ABOUT THIS BOOK
Those concerned with the practice of history as a discipline and as an intellectual activity will be intrigued by the view of history that François Furet offers in this collection of essays. After twenty-five years as a professional historian at the Ecole des Hautes Etudes and in the ranks of the Annales school, Furet sets out to reexamine the methodological and intellectual cleavages that exist today among historians.

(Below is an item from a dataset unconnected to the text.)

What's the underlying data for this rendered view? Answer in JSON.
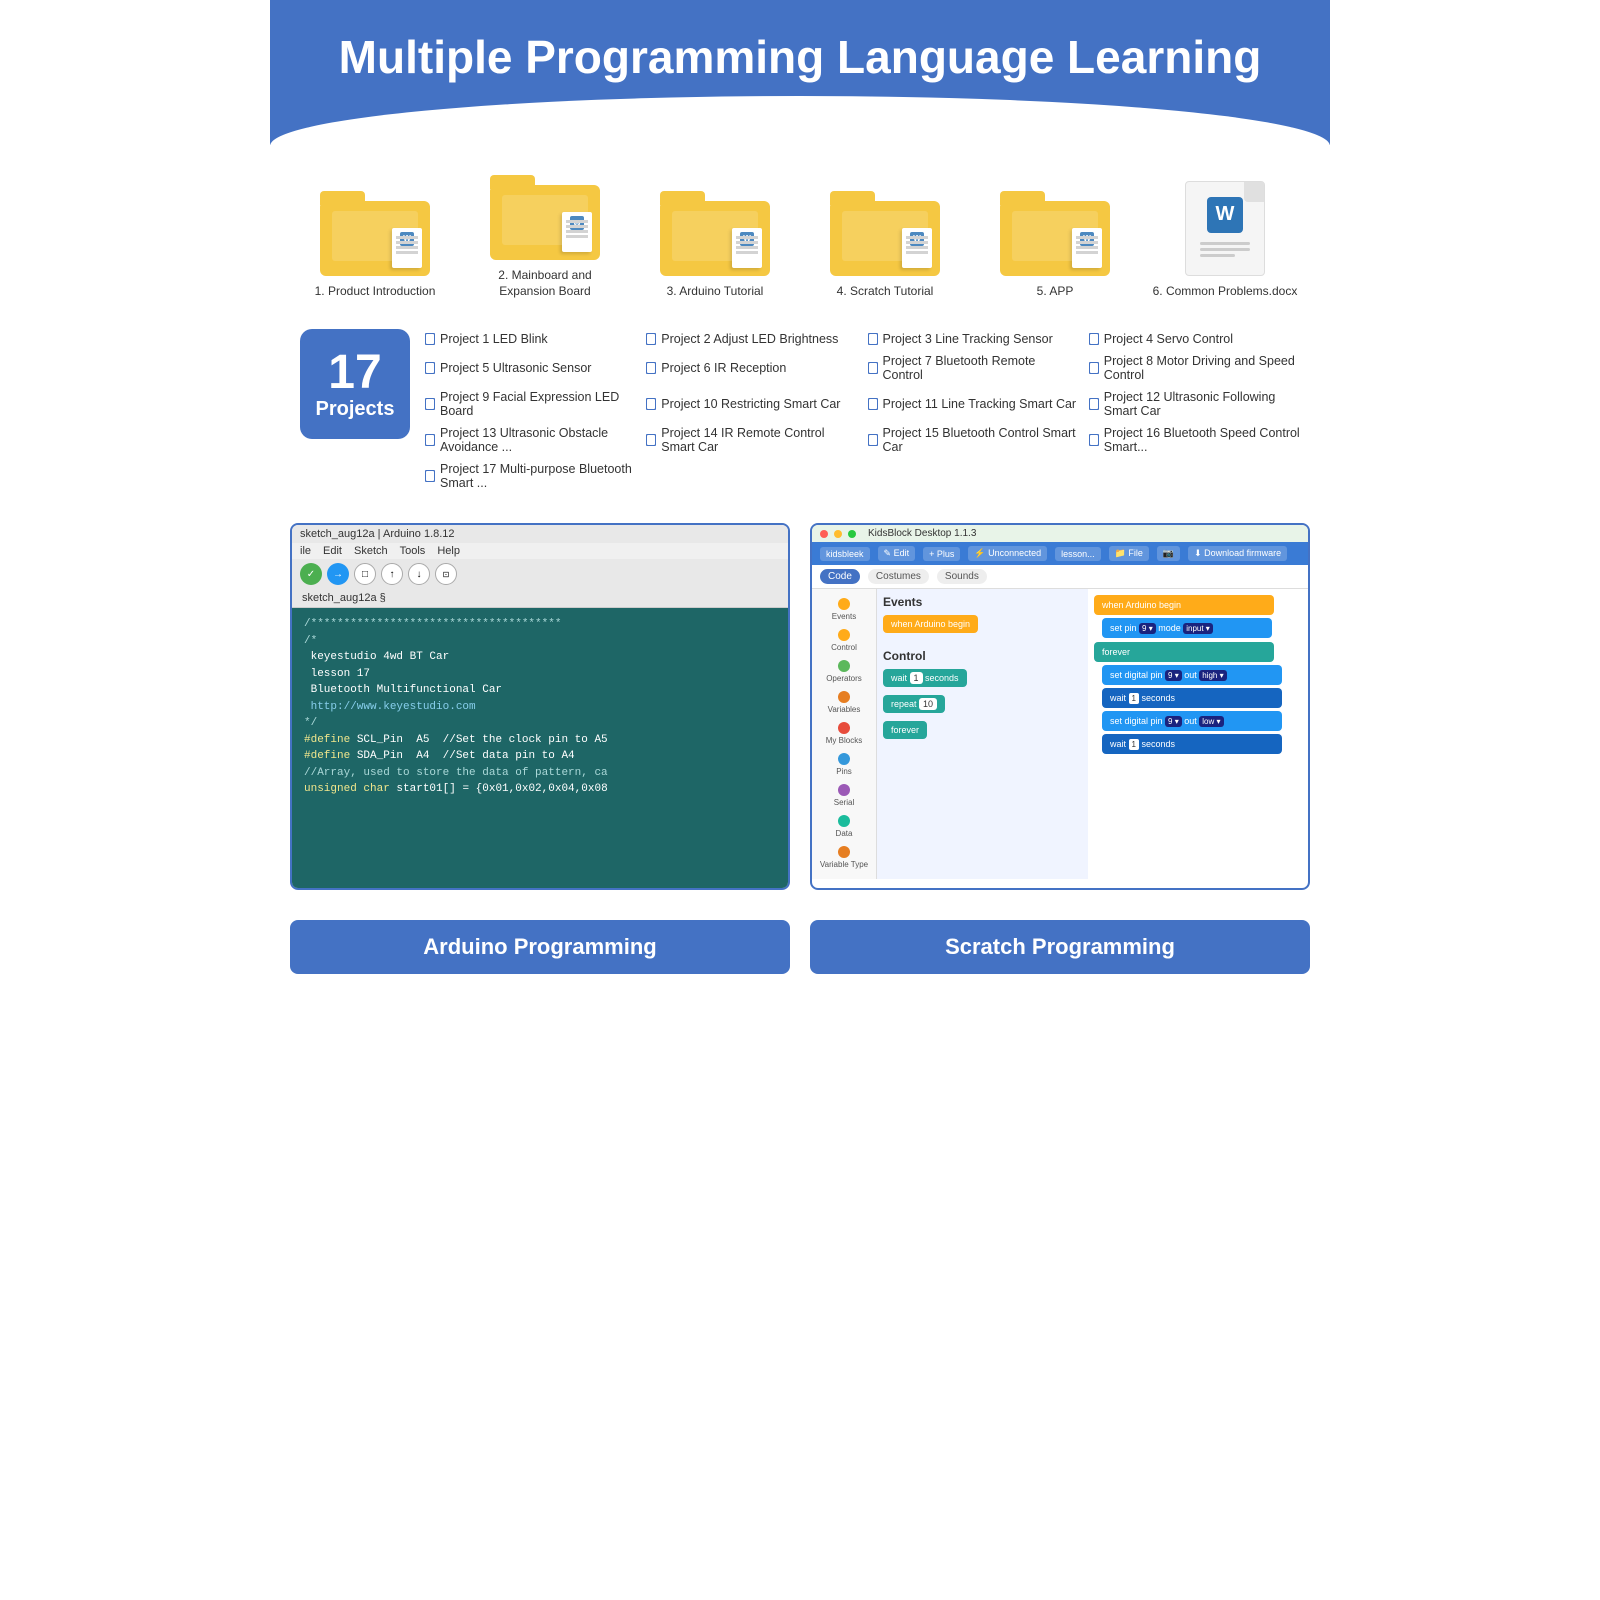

Furet views history as a field bounded at each end by two ideal types. One end is concerned with the history of periods and with the empiricism of "facts" rather than received ideas. At the other end is problem-oriented history, which substitutes for the supposed coherence of a "period" the analytical examination of a question. Furet's own work leans toward the second, more conceptually oriented kind of historiography. The essays in this volume, most of them never before published in English, illustrate the breadth of his approach. Furet's discussion ranges through Tocqueville's conceptual system to present-day America, from the origins of history in France to the Jewish experience in the late twentieth century. Among Furet's recurrent themes is the contention that the historian constructs the object or field of his research rather than receiving it from the past.